DAVE BRUBECK needs no introduction from me, and even if you’re unfamiliar with him, there was a column about him only a few weeks ago.
So, that self-serving introduction out of the way, here is Home at Last.
There’s still some hope for the musical world when someone as talented as DIANA KRALL can sell lots of records.
Actually, anyone selling records these days is a bit of a novelty. I suspect that it’s mostly down to we people who still remember them. She’s also won Grammies and Junos and all sorts of other things. From her album “Wallflower”, here is If I Take You Home Tonight, written by Paul McCartney.
It wouldn’t be much of a jazz column that mostly featured singers without ELLA FITZGERALD, so here she is.

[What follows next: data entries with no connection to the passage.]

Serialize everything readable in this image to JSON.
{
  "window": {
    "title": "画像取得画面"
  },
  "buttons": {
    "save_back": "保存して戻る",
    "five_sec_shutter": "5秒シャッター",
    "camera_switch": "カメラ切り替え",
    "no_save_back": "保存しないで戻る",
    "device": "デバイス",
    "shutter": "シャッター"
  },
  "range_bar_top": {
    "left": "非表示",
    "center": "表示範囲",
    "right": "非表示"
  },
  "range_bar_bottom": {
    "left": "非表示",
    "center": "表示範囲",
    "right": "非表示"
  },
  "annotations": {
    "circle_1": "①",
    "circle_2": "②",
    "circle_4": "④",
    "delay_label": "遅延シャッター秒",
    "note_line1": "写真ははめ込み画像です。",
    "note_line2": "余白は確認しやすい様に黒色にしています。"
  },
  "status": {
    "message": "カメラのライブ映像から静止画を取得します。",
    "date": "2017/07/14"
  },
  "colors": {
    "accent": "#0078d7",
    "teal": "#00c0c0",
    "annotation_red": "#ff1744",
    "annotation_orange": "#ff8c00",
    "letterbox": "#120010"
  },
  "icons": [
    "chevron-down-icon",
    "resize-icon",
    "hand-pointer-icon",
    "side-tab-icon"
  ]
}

Baby Won't You Please Come Home could be considered a jazz song or a blues song. Really, any style at all depending on who’s singing it at the time. Let’s not quibble about what it is and just listen.
Rather unusually for an early GERRY MULLIGAN recording, there is a piano present.
This is because at that time he eschewed the instrument, but I guess he got over that. It’s a good thing because it certainly adds some color to the recording. The tune they all play is You've Come Home.
There was no better singing group in jazz than LAMBERT HENDRICKS AND ROSS.
Unfortunately for us, it was a rather short-lived affair as Dave Lambert was killed in a car accident only a few years into their career. There were various permutations of the group, but none was as good as the original. From early in their career is Come On Home.
I’ll be bringing you back home again next week.